Engineers collaborate to create electroadhesive grippers

As smartphones and laptops get smaller and sleeker in design, so too do the parts that make them. Manufacturing chips and displays in an average smartphone can be a tricky process that increasingly requires integration and assembly of small components. But how can manufacturers pick up and place down very small components to assemble them? 

electroadhesive stamp picks and places a 170-micrometer sized LED chiplet “stick” to the LED.
The researchers new electroadhesive stamp picks and places a 170-micrometer sized LED chiplet, using an external voltage of 30V to temporarily “stick” to the LED.

Traditionally, vacuum grippers are used for pick-and-place assembly processes, but they are reaching their limit in terms of how minuscule of an object they can handle.

New solutions are needed to construct the latest technologies, and Penn engineers have contributed to a collaborative study on using electroadhesion—which exploits the same phenomenon as static cling—to manipulate microscale objects.

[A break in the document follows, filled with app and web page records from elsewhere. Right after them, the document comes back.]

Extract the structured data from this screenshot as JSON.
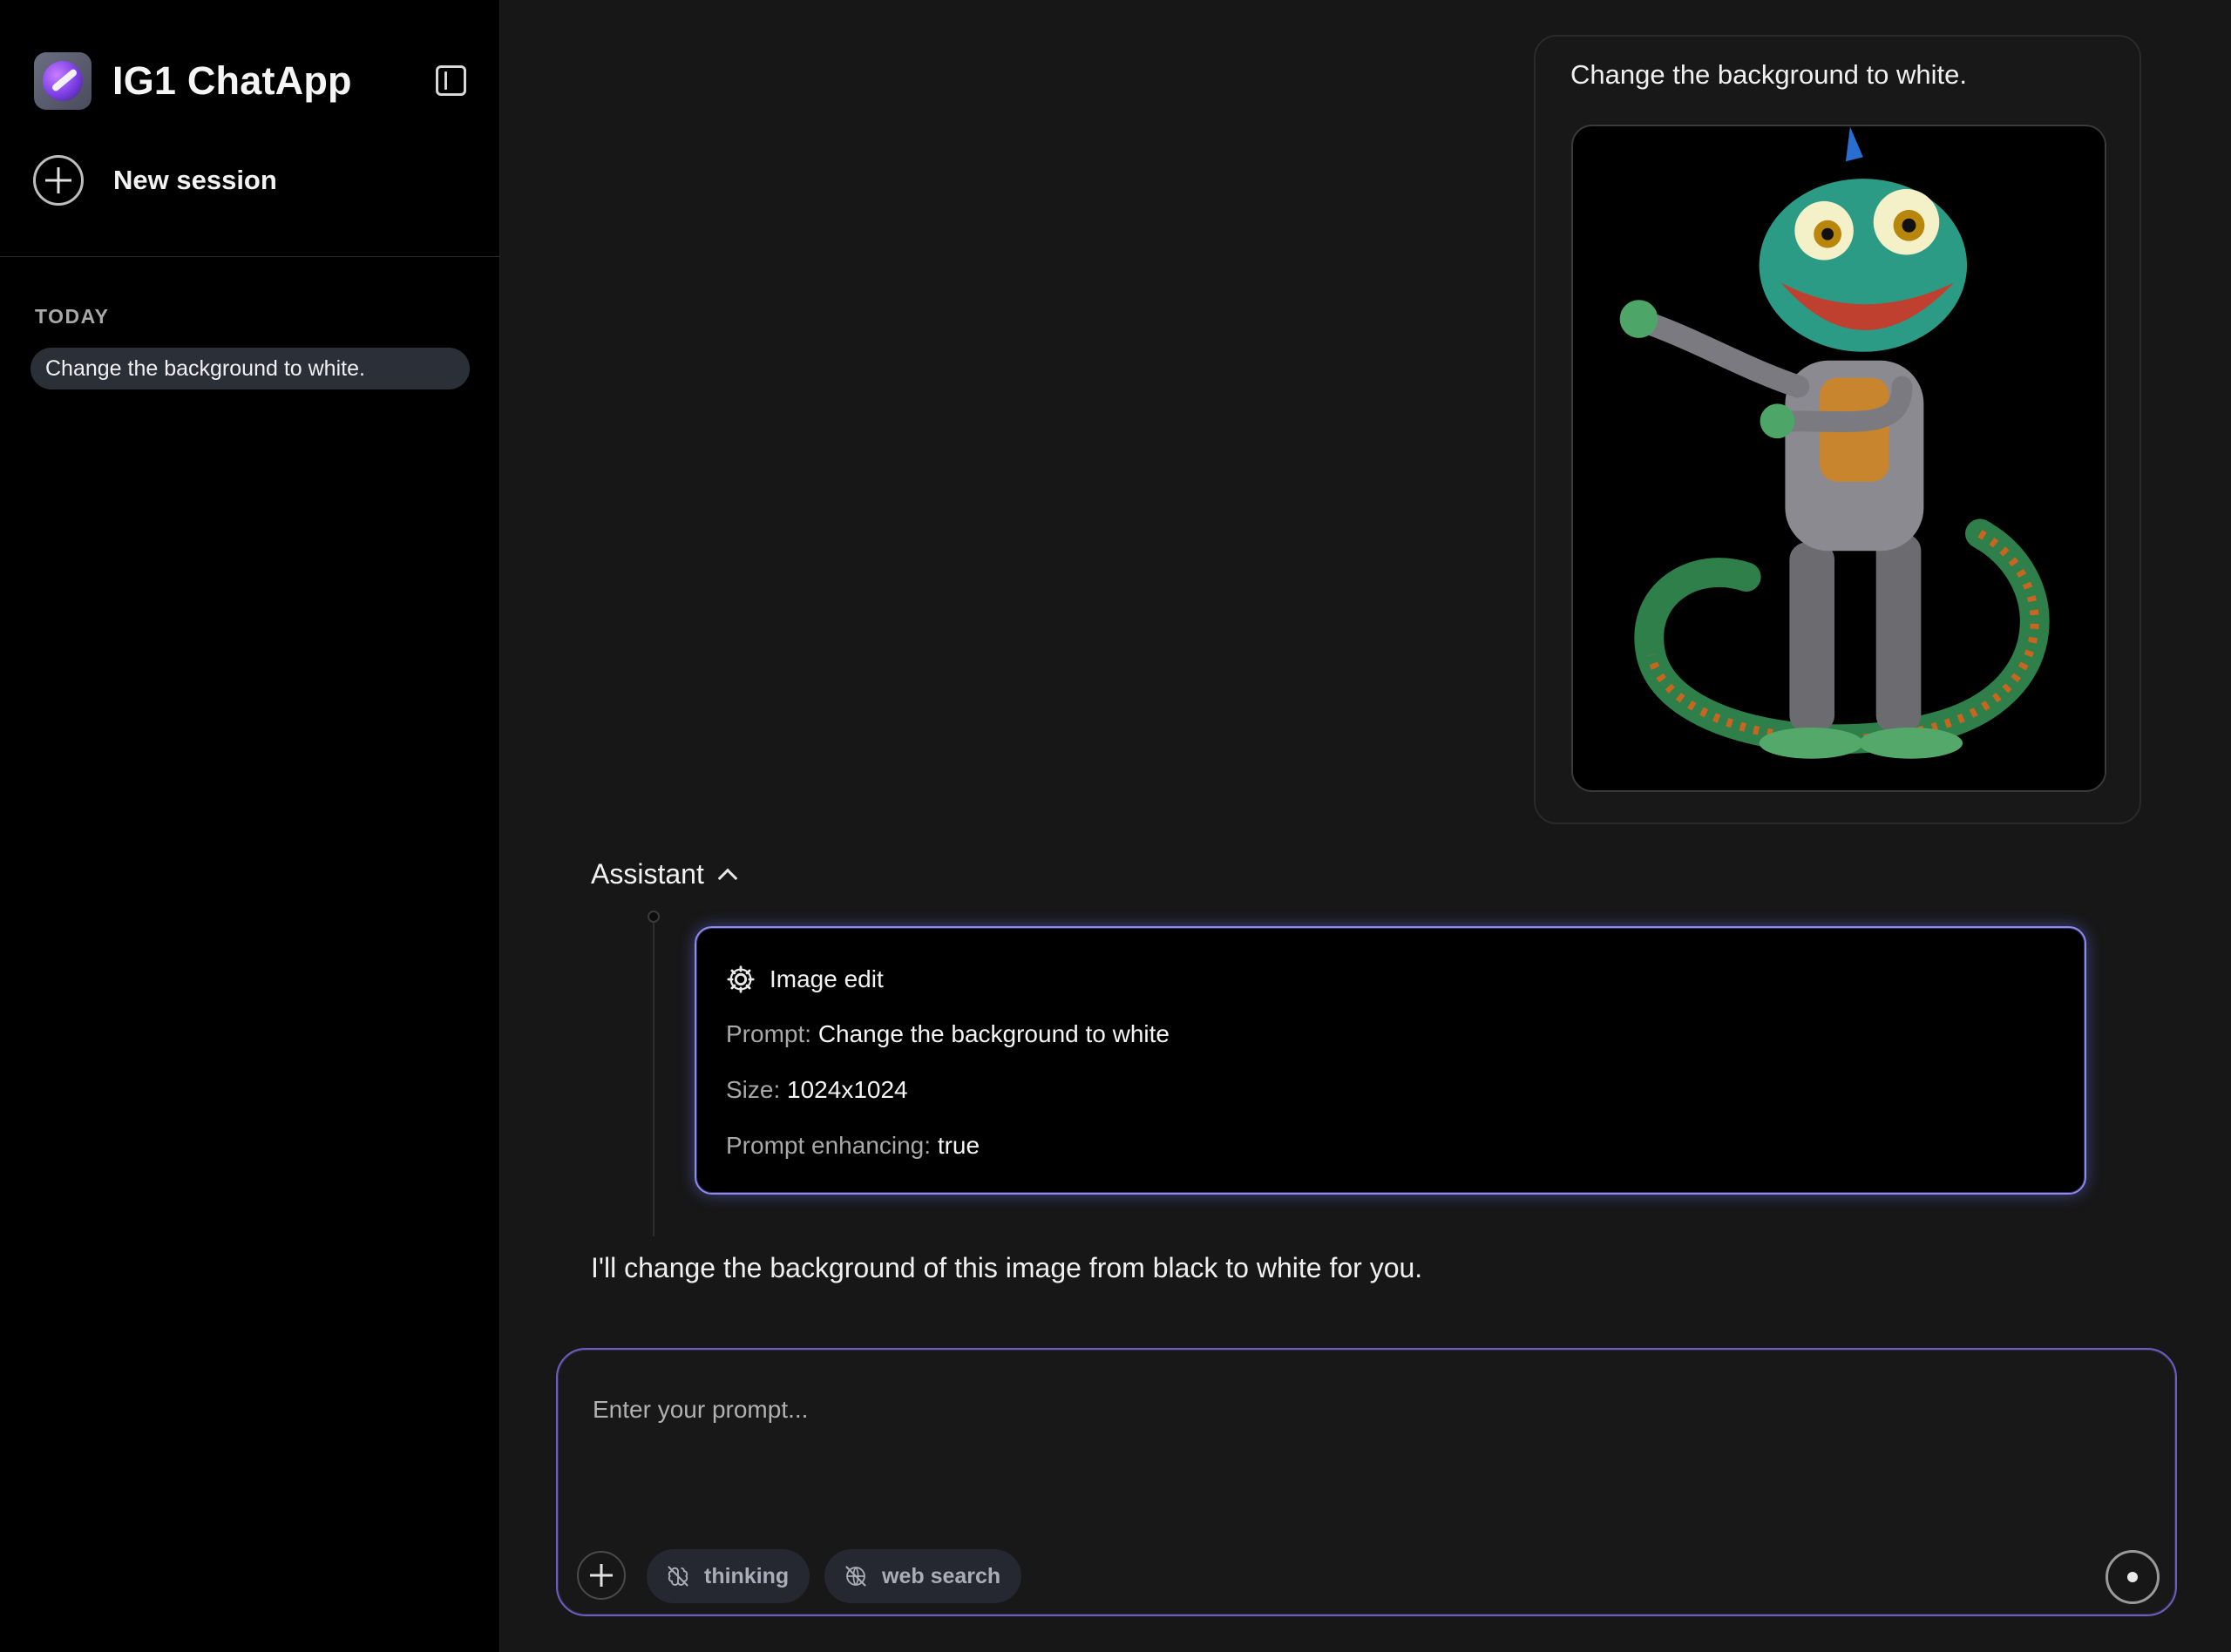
{
  "app": {
    "title": "IG1 ChatApp"
  },
  "sidebar": {
    "new_session_label": "New session",
    "sections": [
      {
        "label": "TODAY",
        "items": [
          {
            "label": "Change the background to white.",
            "active": true
          }
        ]
      }
    ]
  },
  "chat": {
    "user_message": {
      "text": "Change the background to white.",
      "attachment_icon": "robot-chameleon-image"
    },
    "assistant": {
      "name": "Assistant",
      "tool_call": {
        "title": "Image edit",
        "icon": "gear-icon",
        "params": [
          {
            "label": "Prompt:",
            "value": "Change the background to white"
          },
          {
            "label": "Size:",
            "value": "1024x1024"
          },
          {
            "label": "Prompt enhancing:",
            "value": "true"
          }
        ]
      },
      "text": "I'll change the background of this image from black to white for you."
    }
  },
  "composer": {
    "placeholder": "Enter your prompt...",
    "chips": [
      {
        "label": "thinking",
        "icon": "brain-off-icon"
      },
      {
        "label": "web search",
        "icon": "globe-off-icon"
      }
    ]
  },
  "colors": {
    "accent_border": "#8a8cf2",
    "composer_border": "#6e5dbf",
    "sidebar_bg": "#000000",
    "main_bg": "#171717"
  }
}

The Penn team was led by Kevin Turner, professor and chair of Mechanical Engineering and Applied Mechanics (MEAM), with contributions from members of Turner’s lab: Yijie Jiang, then a doctoral student in MEAM, Kiera Thompson-Towell, then an undergraduate student in materials science and engineering, and Chunxu Chen, then a masters student in MEAM.

The study, led by MIT’s Sanha Kim and A. John Hart, was published in Science Advances.

The collaborative research team has developed an electroadhesive stamp that can handle objects with diameters as small as 20 nanometers—about a thousand times thinner than a human hair. The stamp features dielectric-coated carbon nanotubes  arranged like bristles on a brush; its stickiness comes from the application of voltage to these CNTs.

Read more at Penn Engineering.